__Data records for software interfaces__
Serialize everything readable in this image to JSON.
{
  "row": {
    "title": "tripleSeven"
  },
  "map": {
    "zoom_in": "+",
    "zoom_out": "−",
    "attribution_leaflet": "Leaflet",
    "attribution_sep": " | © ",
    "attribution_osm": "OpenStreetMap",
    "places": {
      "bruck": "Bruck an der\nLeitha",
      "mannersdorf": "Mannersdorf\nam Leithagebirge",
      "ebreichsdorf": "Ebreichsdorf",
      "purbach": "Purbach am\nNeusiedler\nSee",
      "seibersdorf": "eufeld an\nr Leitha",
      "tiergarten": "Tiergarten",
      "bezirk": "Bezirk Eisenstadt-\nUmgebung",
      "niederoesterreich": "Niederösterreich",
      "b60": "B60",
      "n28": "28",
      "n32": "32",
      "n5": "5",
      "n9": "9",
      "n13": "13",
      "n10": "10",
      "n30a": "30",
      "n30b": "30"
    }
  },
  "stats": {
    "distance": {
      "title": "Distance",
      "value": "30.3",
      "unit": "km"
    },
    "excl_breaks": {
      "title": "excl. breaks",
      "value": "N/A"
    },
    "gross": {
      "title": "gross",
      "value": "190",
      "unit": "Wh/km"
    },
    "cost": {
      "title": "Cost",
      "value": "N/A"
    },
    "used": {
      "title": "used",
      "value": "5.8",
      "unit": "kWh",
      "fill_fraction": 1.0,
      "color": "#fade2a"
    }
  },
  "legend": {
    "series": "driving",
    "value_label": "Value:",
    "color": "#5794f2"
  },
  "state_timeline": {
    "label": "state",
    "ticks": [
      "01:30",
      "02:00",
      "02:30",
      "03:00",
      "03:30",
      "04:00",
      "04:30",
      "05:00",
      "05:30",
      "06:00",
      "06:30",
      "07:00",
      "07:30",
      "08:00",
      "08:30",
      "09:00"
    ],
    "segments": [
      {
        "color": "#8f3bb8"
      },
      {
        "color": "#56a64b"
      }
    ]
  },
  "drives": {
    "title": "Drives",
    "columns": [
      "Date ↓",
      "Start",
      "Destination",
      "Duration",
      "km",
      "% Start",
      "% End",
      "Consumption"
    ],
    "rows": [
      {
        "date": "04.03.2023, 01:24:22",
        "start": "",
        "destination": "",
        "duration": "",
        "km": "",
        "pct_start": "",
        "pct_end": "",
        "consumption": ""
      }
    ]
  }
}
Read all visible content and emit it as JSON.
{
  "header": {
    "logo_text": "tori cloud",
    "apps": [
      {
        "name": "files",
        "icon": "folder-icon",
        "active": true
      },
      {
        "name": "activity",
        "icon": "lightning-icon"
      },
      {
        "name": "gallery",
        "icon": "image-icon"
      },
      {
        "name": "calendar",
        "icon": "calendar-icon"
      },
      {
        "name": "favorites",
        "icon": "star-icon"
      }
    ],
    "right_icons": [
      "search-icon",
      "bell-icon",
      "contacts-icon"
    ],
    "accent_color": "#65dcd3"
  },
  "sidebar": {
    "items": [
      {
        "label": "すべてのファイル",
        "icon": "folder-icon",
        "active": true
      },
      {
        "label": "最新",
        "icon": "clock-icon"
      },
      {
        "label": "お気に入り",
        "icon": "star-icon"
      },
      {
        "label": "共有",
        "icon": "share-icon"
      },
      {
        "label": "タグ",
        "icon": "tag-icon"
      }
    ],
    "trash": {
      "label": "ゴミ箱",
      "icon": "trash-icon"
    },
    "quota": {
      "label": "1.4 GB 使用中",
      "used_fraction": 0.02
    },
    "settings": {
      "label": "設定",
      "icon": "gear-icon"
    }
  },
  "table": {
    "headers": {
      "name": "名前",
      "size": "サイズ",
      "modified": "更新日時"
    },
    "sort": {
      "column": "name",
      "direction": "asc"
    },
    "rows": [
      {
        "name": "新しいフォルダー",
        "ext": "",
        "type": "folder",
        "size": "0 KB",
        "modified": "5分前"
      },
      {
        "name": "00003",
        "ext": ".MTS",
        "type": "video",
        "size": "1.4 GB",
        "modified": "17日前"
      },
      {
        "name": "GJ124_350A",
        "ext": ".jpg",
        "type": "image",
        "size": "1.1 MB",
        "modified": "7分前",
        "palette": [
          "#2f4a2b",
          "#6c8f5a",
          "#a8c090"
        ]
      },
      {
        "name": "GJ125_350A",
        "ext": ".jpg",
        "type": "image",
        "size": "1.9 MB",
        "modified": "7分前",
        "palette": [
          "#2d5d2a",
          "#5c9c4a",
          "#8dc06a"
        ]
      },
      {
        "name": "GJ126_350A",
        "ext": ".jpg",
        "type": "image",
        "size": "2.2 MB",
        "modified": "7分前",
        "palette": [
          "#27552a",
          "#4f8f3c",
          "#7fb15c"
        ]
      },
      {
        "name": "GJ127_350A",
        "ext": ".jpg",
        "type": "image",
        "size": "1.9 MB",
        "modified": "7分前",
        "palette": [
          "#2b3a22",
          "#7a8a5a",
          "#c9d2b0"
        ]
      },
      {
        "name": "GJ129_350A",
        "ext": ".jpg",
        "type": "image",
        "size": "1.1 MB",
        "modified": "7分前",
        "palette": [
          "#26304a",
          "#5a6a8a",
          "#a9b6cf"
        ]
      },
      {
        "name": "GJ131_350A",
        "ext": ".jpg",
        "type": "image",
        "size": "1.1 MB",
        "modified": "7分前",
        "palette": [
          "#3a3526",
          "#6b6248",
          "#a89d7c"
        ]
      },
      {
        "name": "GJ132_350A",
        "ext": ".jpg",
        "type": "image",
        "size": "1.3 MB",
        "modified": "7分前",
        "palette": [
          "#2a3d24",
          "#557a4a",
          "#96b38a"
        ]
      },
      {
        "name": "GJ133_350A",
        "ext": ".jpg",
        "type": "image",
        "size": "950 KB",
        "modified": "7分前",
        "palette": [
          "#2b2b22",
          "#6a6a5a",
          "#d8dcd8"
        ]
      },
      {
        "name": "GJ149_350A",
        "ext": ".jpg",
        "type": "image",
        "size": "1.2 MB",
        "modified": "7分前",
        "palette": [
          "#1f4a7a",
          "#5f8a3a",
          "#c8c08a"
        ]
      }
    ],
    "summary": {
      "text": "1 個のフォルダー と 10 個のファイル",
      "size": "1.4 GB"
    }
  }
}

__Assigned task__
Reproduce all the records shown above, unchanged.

__Output below__
Serialize everything readable in this image to JSON.
{
  "row": {
    "title": "tripleSeven"
  },
  "map": {
    "zoom_in": "+",
    "zoom_out": "−",
    "attribution_leaflet": "Leaflet",
    "attribution_sep": " | © ",
    "attribution_osm": "OpenStreetMap",
    "places": {
      "bruck": "Bruck an der\nLeitha",
      "mannersdorf": "Mannersdorf\nam Leithagebirge",
      "ebreichsdorf": "Ebreichsdorf",
      "purbach": "Purbach am\nNeusiedler\nSee",
      "seibersdorf": "eufeld an\nr Leitha",
      "tiergarten": "Tiergarten",
      "bezirk": "Bezirk Eisenstadt-\nUmgebung",
      "niederoesterreich": "Niederösterreich",
      "b60": "B60",
      "n28": "28",
      "n32": "32",
      "n5": "5",
      "n9": "9",
      "n13": "13",
      "n10": "10",
      "n30a": "30",
      "n30b": "30"
    }
  },
  "stats": {
    "distance": {
      "title": "Distance",
      "value": "30.3",
      "unit": "km"
    },
    "excl_breaks": {
      "title": "excl. breaks",
      "value": "N/A"
    },
    "gross": {
      "title": "gross",
      "value": "190",
      "unit": "Wh/km"
    },
    "cost": {
      "title": "Cost",
      "value": "N/A"
    },
    "used": {
      "title": "used",
      "value": "5.8",
      "unit": "kWh",
      "fill_fraction": 1.0,
      "color": "#fade2a"
    }
  },
  "legend": {
    "series": "driving",
    "value_label": "Value:",
    "color": "#5794f2"
  },
  "state_timeline": {
    "label": "state",
    "ticks": [
      "01:30",
      "02:00",
      "02:30",
      "03:00",
      "03:30",
      "04:00",
      "04:30",
      "05:00",
      "05:30",
      "06:00",
      "06:30",
      "07:00",
      "07:30",
      "08:00",
      "08:30",
      "09:00"
    ],
    "segments": [
      {
        "color": "#8f3bb8"
      },
      {
        "color": "#56a64b"
      }
    ]
  },
  "drives": {
    "title": "Drives",
    "columns": [
      "Date ↓",
      "Start",
      "Destination",
      "Duration",
      "km",
      "% Start",
      "% End",
      "Consumption"
    ],
    "rows": [
      {
        "date": "04.03.2023, 01:24:22",
        "start": "",
        "destination": "",
        "duration": "",
        "km": "",
        "pct_start": "",
        "pct_end": "",
        "consumption": ""
      }
    ]
  }
}
Read all visible content and emit it as JSON.
{
  "header": {
    "logo_text": "tori cloud",
    "apps": [
      {
        "name": "files",
        "icon": "folder-icon",
        "active": true
      },
      {
        "name": "activity",
        "icon": "lightning-icon"
      },
      {
        "name": "gallery",
        "icon": "image-icon"
      },
      {
        "name": "calendar",
        "icon": "calendar-icon"
      },
      {
        "name": "favorites",
        "icon": "star-icon"
      }
    ],
    "right_icons": [
      "search-icon",
      "bell-icon",
      "contacts-icon"
    ],
    "accent_color": "#65dcd3"
  },
  "sidebar": {
    "items": [
      {
        "label": "すべてのファイル",
        "icon": "folder-icon",
        "active": true
      },
      {
        "label": "最新",
        "icon": "clock-icon"
      },
      {
        "label": "お気に入り",
        "icon": "star-icon"
      },
      {
        "label": "共有",
        "icon": "share-icon"
      },
      {
        "label": "タグ",
        "icon": "tag-icon"
      }
    ],
    "trash": {
      "label": "ゴミ箱",
      "icon": "trash-icon"
    },
    "quota": {
      "label": "1.4 GB 使用中",
      "used_fraction": 0.02
    },
    "settings": {
      "label": "設定",
      "icon": "gear-icon"
    }
  },
  "table": {
    "headers": {
      "name": "名前",
      "size": "サイズ",
      "modified": "更新日時"
    },
    "sort": {
      "column": "name",
      "direction": "asc"
    },
    "rows": [
      {
        "name": "新しいフォルダー",
        "ext": "",
        "type": "folder",
        "size": "0 KB",
        "modified": "5分前"
      },
      {
        "name": "00003",
        "ext": ".MTS",
        "type": "video",
        "size": "1.4 GB",
        "modified": "17日前"
      },
      {
        "name": "GJ124_350A",
        "ext": ".jpg",
        "type": "image",
        "size": "1.1 MB",
        "modified": "7分前",
        "palette": [
          "#2f4a2b",
          "#6c8f5a",
          "#a8c090"
        ]
      },
      {
        "name": "GJ125_350A",
        "ext": ".jpg",
        "type": "image",
        "size": "1.9 MB",
        "modified": "7分前",
        "palette": [
          "#2d5d2a",
          "#5c9c4a",
          "#8dc06a"
        ]
      },
      {
        "name": "GJ126_350A",
        "ext": ".jpg",
        "type": "image",
        "size": "2.2 MB",
        "modified": "7分前",
        "palette": [
          "#27552a",
          "#4f8f3c",
          "#7fb15c"
        ]
      },
      {
        "name": "GJ127_350A",
        "ext": ".jpg",
        "type": "image",
        "size": "1.9 MB",
        "modified": "7分前",
        "palette": [
          "#2b3a22",
          "#7a8a5a",
          "#c9d2b0"
        ]
      },
      {
        "name": "GJ129_350A",
        "ext": ".jpg",
        "type": "image",
        "size": "1.1 MB",
        "modified": "7分前",
        "palette": [
          "#26304a",
          "#5a6a8a",
          "#a9b6cf"
        ]
      },
      {
        "name": "GJ131_350A",
        "ext": ".jpg",
        "type": "image",
        "size": "1.1 MB",
        "modified": "7分前",
        "palette": [
          "#3a3526",
          "#6b6248",
          "#a89d7c"
        ]
      },
      {
        "name": "GJ132_350A",
        "ext": ".jpg",
        "type": "image",
        "size": "1.3 MB",
        "modified": "7分前",
        "palette": [
          "#2a3d24",
          "#557a4a",
          "#96b38a"
        ]
      },
      {
        "name": "GJ133_350A",
        "ext": ".jpg",
        "type": "image",
        "size": "950 KB",
        "modified": "7分前",
        "palette": [
          "#2b2b22",
          "#6a6a5a",
          "#d8dcd8"
        ]
      },
      {
        "name": "GJ149_350A",
        "ext": ".jpg",
        "type": "image",
        "size": "1.2 MB",
        "modified": "7分前",
        "palette": [
          "#1f4a7a",
          "#5f8a3a",
          "#c8c08a"
        ]
      }
    ],
    "summary": {
      "text": "1 個のフォルダー と 10 個のファイル",
      "size": "1.4 GB"
    }
  }
}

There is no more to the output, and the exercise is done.